New Synthetic Surfactants: The Next Generation?Pfister R.H. · Soll R.F.
Department of Pediatrics, University of Vermont College of Medicine, Burlington, Vt., USA
Do you have an account?
- Rent for 48h to view
- Buy Cloud Access for unlimited viewing via different devices
- Synchronizing in the ReadCube Cloud
- Printing and saving restrictions apply
Rental: USD 8.50
Cloud: USD 20.00
Surfactant preparations have been proven to improve clinical outcome of infants at risk for or having respiratory distress syndrome (RDS). In clinical trials, ani mal-derived surfactant preparations reduce the risk of pneumothorax and mortality when compared to non-protein-containing synthetic surfactant preparations. In part, this is thought to be due to the presence of surfactant proteins in animal-derived surfactant preparations. Four native surfactant proteins have been identified. The hydrophobic surfactant proteins B (SP-B) and C (SP-C) are tightly bound to phospholipids. These proteins have important roles in maintaining the surface tension-lowering properties of pulmonary surfactant. Surfactant protein A (SP-A) and D (SP-D) are extremely hydrophilic and are not retained in the preparation of any commercial animal-derived surfactant products. These proteins are thought to have a role in recycling surfactant and improving host defense. There is concern that animal-derived products may have some batch-to-batch variation regarding the levels of native pulmonary surfactant proteins. In addition, there is concern regarding the hypothetical risk of transmission of viral or unconventional infectious agents from an animal source. New surfactant preparations, composed of synthetic phospholipids and essential hydrophobic surfactant protein analogs, have been developed. These surfactant protein analogs have been produced by peptide synthesis and recombinant technology to provide a new class of synthetic surfactants that may be a suitable alternative to animal-derived surfactants. Preliminary clinical studies have shown that treatment with these novel surfactant preparations can ameliorate RDS and improve clinical outcome. Clinicians will need to further understand any differences in clinical effects between available products.
© 2005 S. Karger AG, Basel
Article / Publication Details
Copyright / Drug Dosage / DisclaimerCopyright: All rights reserved. No part of this publication may be translated into other languages, reproduced or utilized in any form or by any means, electronic or mechanical, including photocopying, recording, microcopying, or by any information storage and retrieval system, without permission in writing from the publisher.
Drug Dosage: The authors and the publisher have exerted every effort to ensure that drug selection and dosage set forth in this text are in accord with current recommendations and practice at the time of publication. However, in view of ongoing research, changes in government regulations, and the constant flow of information relating to drug therapy and drug reactions, the reader is urged to check the package insert for each drug for any changes in indications and dosage and for added warnings and precautions. This is particularly important when the recommended agent is a new and/or infrequently employed drug.

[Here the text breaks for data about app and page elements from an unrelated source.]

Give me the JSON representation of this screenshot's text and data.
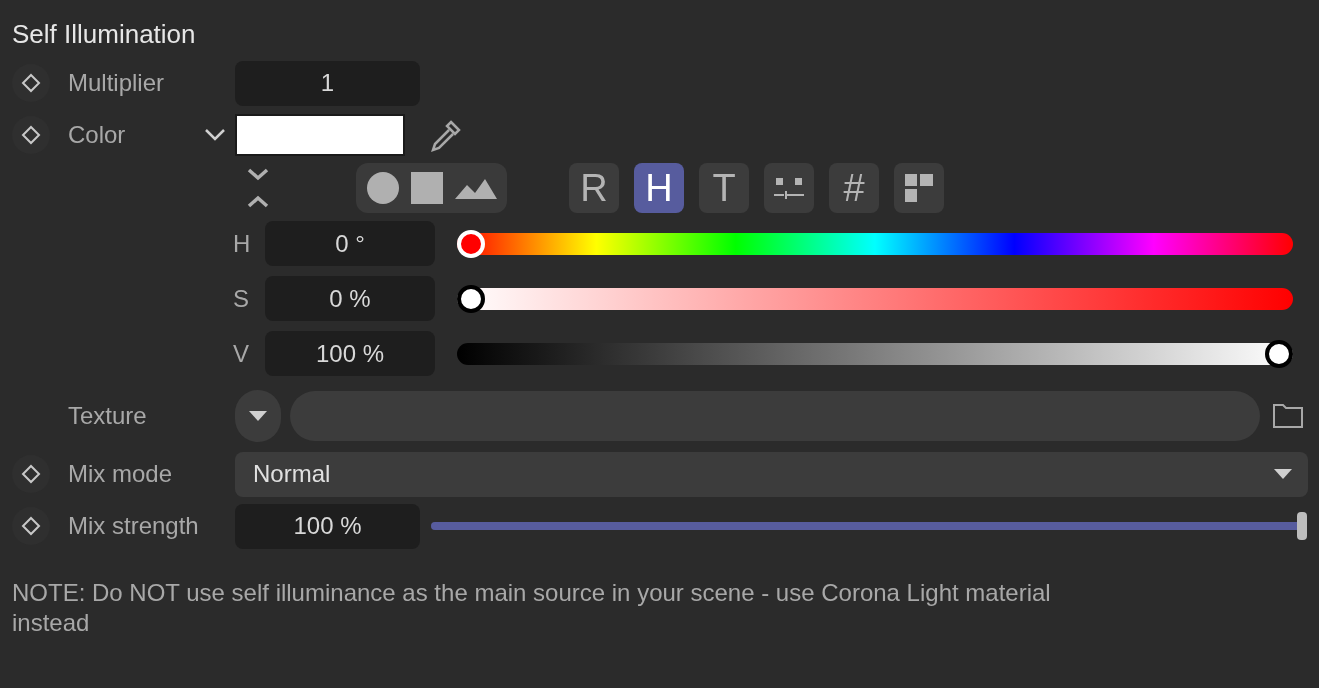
{
  "title": "Self Illumination",
  "multiplier": {
    "label": "Multiplier",
    "value": "1"
  },
  "color": {
    "label": "Color"
  },
  "modes": [
    {
      "kind": "letter",
      "label": "R",
      "selected": false
    },
    {
      "kind": "letter",
      "label": "H",
      "selected": true
    },
    {
      "kind": "letter",
      "label": "T",
      "selected": false
    },
    {
      "kind": "sliders",
      "selected": false
    },
    {
      "kind": "letter",
      "label": "#",
      "selected": false
    },
    {
      "kind": "swatches",
      "selected": false
    }
  ],
  "channels": [
    {
      "kind": "hue",
      "label": "H",
      "value": "0 °",
      "level": 0
    },
    {
      "kind": "saturation",
      "label": "S",
      "value": "0 %",
      "level": 0
    },
    {
      "kind": "value",
      "label": "V",
      "value": "100 %",
      "level": 1
    }
  ],
  "texture": {
    "label": "Texture"
  },
  "mix_mode": {
    "label": "Mix mode",
    "value": "Normal"
  },
  "mix_strength": {
    "label": "Mix strength",
    "value": "100 %",
    "level": 1
  },
  "note": "NOTE: Do NOT use self illuminance as the main source in your scene - use Corona Light material instead"
}
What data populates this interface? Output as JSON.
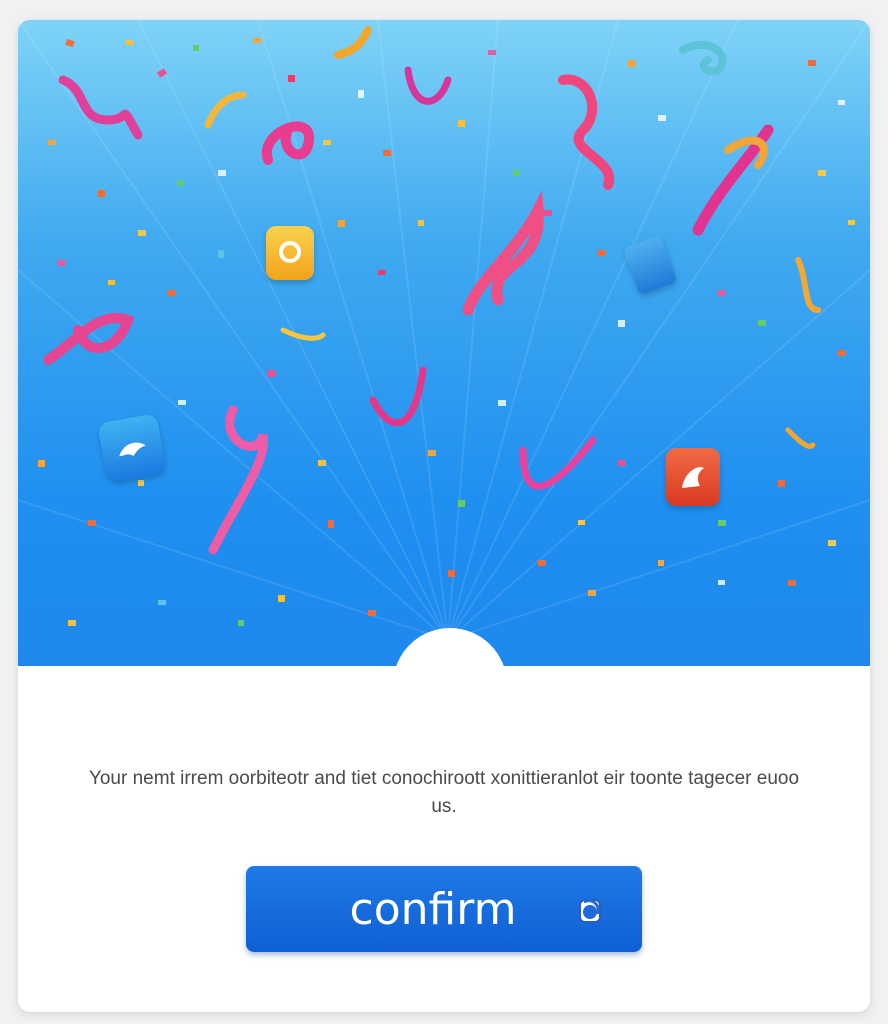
{
  "dialog": {
    "message": "Your nemt irrem oorbiteotr and tiet conochiroott xonittieranlot eir toonte tagecer euoo us.",
    "confirm_label": "confirm",
    "confirm_icon": "copy-icon"
  },
  "colors": {
    "sky_top": "#7fd3f7",
    "sky_bottom": "#1e88ee",
    "button": "#1f7ae6",
    "text": "#4a4a4a"
  },
  "decorations": {
    "hero_icons": [
      "bird-app-icon",
      "chat-app-icon",
      "shark-app-icon",
      "cup-icon"
    ]
  }
}
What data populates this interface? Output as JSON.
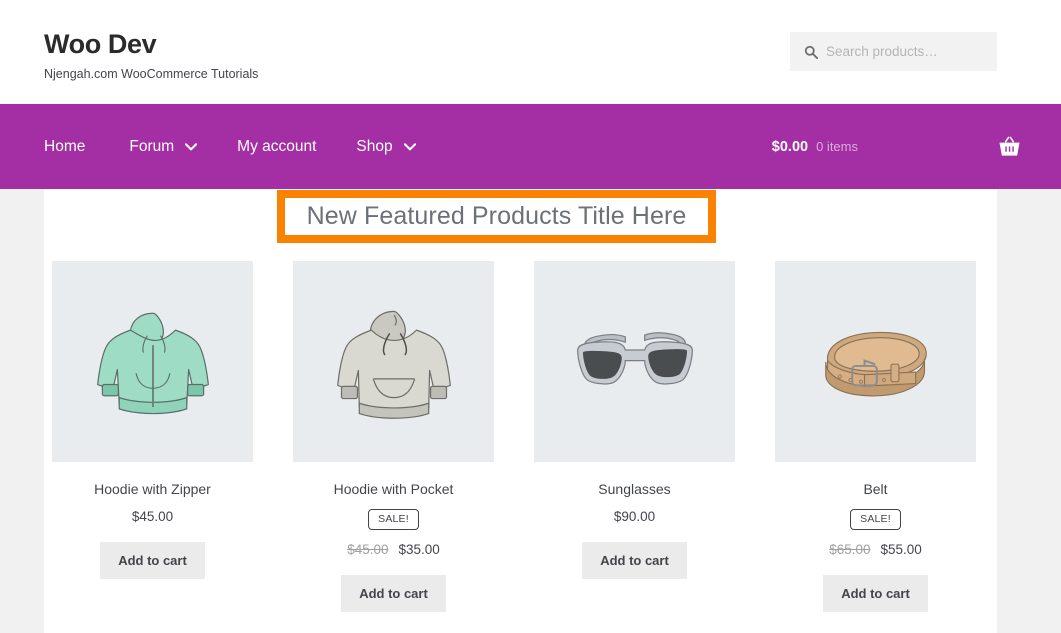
{
  "header": {
    "site_title": "Woo Dev",
    "tagline": "Njengah.com WooCommerce Tutorials",
    "search": {
      "placeholder": "Search products…",
      "value": "",
      "icon": "search-icon"
    }
  },
  "nav": {
    "background_color": "#a42ea4",
    "items": [
      {
        "label": "Home",
        "has_dropdown": false
      },
      {
        "label": "Forum",
        "has_dropdown": true
      },
      {
        "label": "My account",
        "has_dropdown": false
      },
      {
        "label": "Shop",
        "has_dropdown": true
      }
    ],
    "cart": {
      "amount": "$0.00",
      "count": "0 items",
      "icon": "shopping-basket-icon"
    }
  },
  "main": {
    "featured_title": "New Featured Products Title Here",
    "highlight_color": "#f98300",
    "products": [
      {
        "title": "Hoodie with Zipper",
        "on_sale": false,
        "sale_label": "",
        "regular_price": "",
        "price": "$45.00",
        "button_label": "Add to cart",
        "image": "zip-hoodie-mint-illustration"
      },
      {
        "title": "Hoodie with Pocket",
        "on_sale": true,
        "sale_label": "SALE!",
        "regular_price": "$45.00",
        "price": "$35.00",
        "button_label": "Add to cart",
        "image": "pullover-hoodie-gray-illustration"
      },
      {
        "title": "Sunglasses",
        "on_sale": false,
        "sale_label": "",
        "regular_price": "",
        "price": "$90.00",
        "button_label": "Add to cart",
        "image": "sunglasses-gray-illustration"
      },
      {
        "title": "Belt",
        "on_sale": true,
        "sale_label": "SALE!",
        "regular_price": "$65.00",
        "price": "$55.00",
        "button_label": "Add to cart",
        "image": "leather-belt-tan-illustration"
      }
    ]
  }
}
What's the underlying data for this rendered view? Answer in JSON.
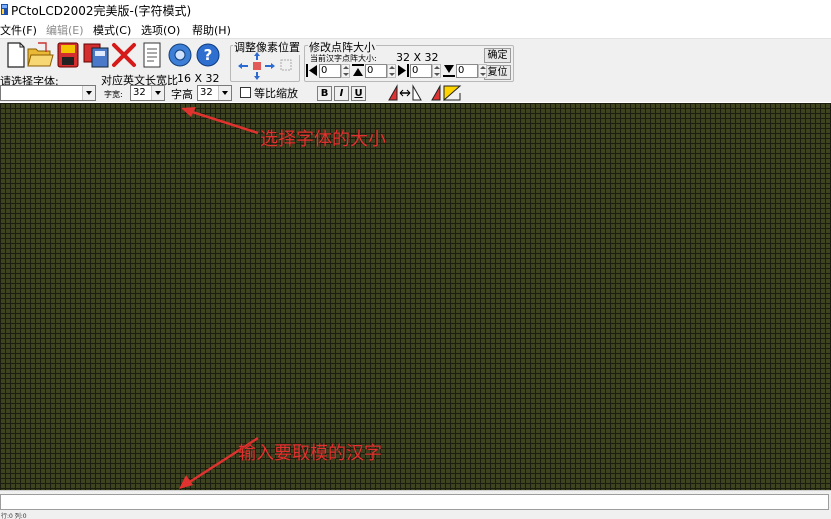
{
  "window": {
    "title": "PCtoLCD2002完美版-(字符模式)"
  },
  "menu": [
    {
      "label": "文件(F)",
      "enabled": true
    },
    {
      "label": "编辑(E)",
      "enabled": false
    },
    {
      "label": "模式(C)",
      "enabled": true
    },
    {
      "label": "选项(O)",
      "enabled": true
    },
    {
      "label": "帮助(H)",
      "enabled": true
    }
  ],
  "toolbar": {
    "icons": [
      "new-file-icon",
      "open-folder-icon",
      "save-icon",
      "save-as-icon",
      "delete-icon",
      "document-icon",
      "settings-gear-icon",
      "help-icon"
    ],
    "font_label": "请选择字体:",
    "font_value": "",
    "english_width_label": "对应英文长宽比",
    "english_width_value": "16 X 32",
    "char_width_label": "字宽:",
    "char_width_value": "32",
    "char_height_label": "字高",
    "char_height_value": "32",
    "proportional_label": "等比缩放",
    "proportional_checked": false,
    "format_buttons": [
      "B",
      "I",
      "U"
    ]
  },
  "pixel_group": {
    "title": "调整像素位置"
  },
  "matrix_group": {
    "title": "修改点阵大小",
    "current_label": "当前汉字点阵大小:",
    "current_value": "32 X 32",
    "confirm_button": "确定",
    "reset_button": "复位",
    "spinners": [
      "0",
      "0",
      "0",
      "0"
    ]
  },
  "canvas": {
    "grid_color": "#3e4420",
    "line_color": "#1b1d10"
  },
  "annotations": {
    "font_size_note": "选择字体的大小",
    "input_note": "输入要取模的汉字",
    "color": "#e0322e"
  },
  "input": {
    "value": "",
    "placeholder": ""
  },
  "status": {
    "left_text": "行:0 列:0"
  }
}
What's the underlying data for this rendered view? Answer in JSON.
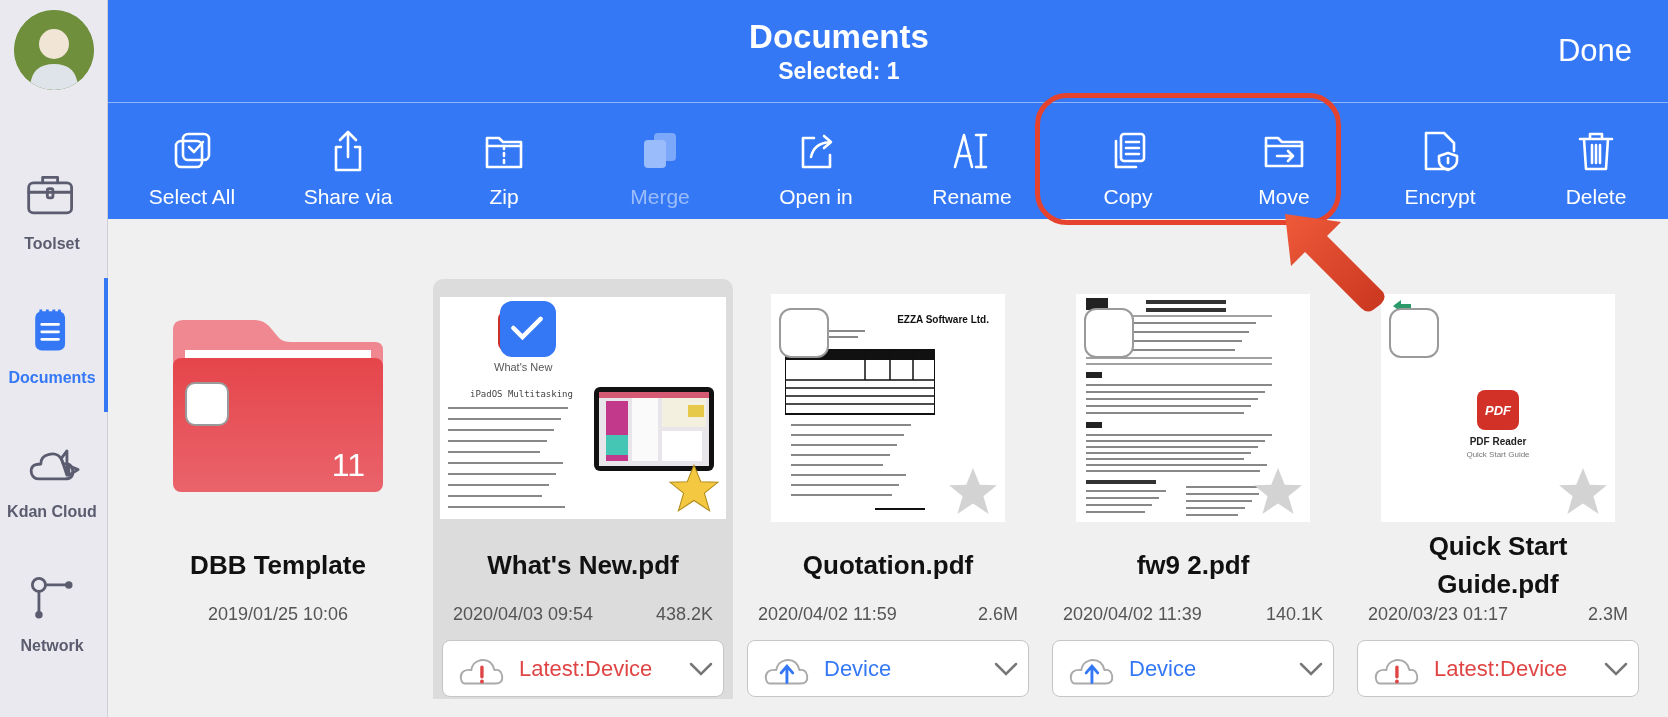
{
  "sidebar": {
    "items": [
      {
        "label": "Toolset",
        "selected": false
      },
      {
        "label": "Documents",
        "selected": true
      },
      {
        "label": "Kdan Cloud",
        "selected": false
      },
      {
        "label": "Network",
        "selected": false
      }
    ]
  },
  "header": {
    "title": "Documents",
    "subtitle": "Selected: 1",
    "done": "Done"
  },
  "toolbar": [
    {
      "label": "Select All",
      "disabled": false
    },
    {
      "label": "Share via",
      "disabled": false
    },
    {
      "label": "Zip",
      "disabled": false
    },
    {
      "label": "Merge",
      "disabled": true
    },
    {
      "label": "Open in",
      "disabled": false
    },
    {
      "label": "Rename",
      "disabled": false
    },
    {
      "label": "Copy",
      "disabled": false
    },
    {
      "label": "Move",
      "disabled": false
    },
    {
      "label": "Encrypt",
      "disabled": false
    },
    {
      "label": "Delete",
      "disabled": false
    }
  ],
  "files": [
    {
      "kind": "folder",
      "name": "DBB Template",
      "date": "2019/01/25 10:06",
      "count": "11",
      "selected": false,
      "checked": false
    },
    {
      "kind": "pdf",
      "name": "What's New.pdf",
      "date": "2020/04/03 09:54",
      "size": "438.2K",
      "selected": true,
      "checked": true,
      "starred": true,
      "thumbnail": {
        "kind": "whatsnew",
        "texts": [
          "What's New",
          "iPadOS Multitasking"
        ]
      },
      "sync": {
        "kind": "alert",
        "label": "Latest:Device"
      }
    },
    {
      "kind": "pdf",
      "name": "Quotation.pdf",
      "date": "2020/04/02 11:59",
      "size": "2.6M",
      "selected": false,
      "checked": false,
      "starred": false,
      "thumbnail": {
        "kind": "invoice",
        "texts": [
          "EZZA Software Ltd."
        ]
      },
      "sync": {
        "kind": "upload",
        "label": "Device"
      }
    },
    {
      "kind": "pdf",
      "name": "fw9 2.pdf",
      "date": "2020/04/02 11:39",
      "size": "140.1K",
      "selected": false,
      "checked": false,
      "starred": false,
      "thumbnail": {
        "kind": "form"
      },
      "sync": {
        "kind": "upload",
        "label": "Device"
      }
    },
    {
      "kind": "pdf",
      "name": "Quick Start Guide.pdf",
      "date": "2020/03/23 01:17",
      "size": "2.3M",
      "selected": false,
      "checked": false,
      "starred": false,
      "thumbnail": {
        "kind": "guide",
        "texts": [
          "PDF",
          "PDF Reader",
          "Quick Start Guide"
        ]
      },
      "sync": {
        "kind": "alert",
        "label": "Latest:Device"
      }
    }
  ]
}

Disclaimer: The statements, opinions and data contained in this publication are solely those of the individual authors and contributors and not of the publishers and the editor(s). The appearance of advertisements or/and product references in the publication is not a warranty, endorsement, or approval of the products or services advertised or of their effectiveness, quality or safety. The publisher and the editor(s) disclaim responsibility for any injury to persons or property resulting from any ideas, methods, instructions or products referred to in the content or advertisements.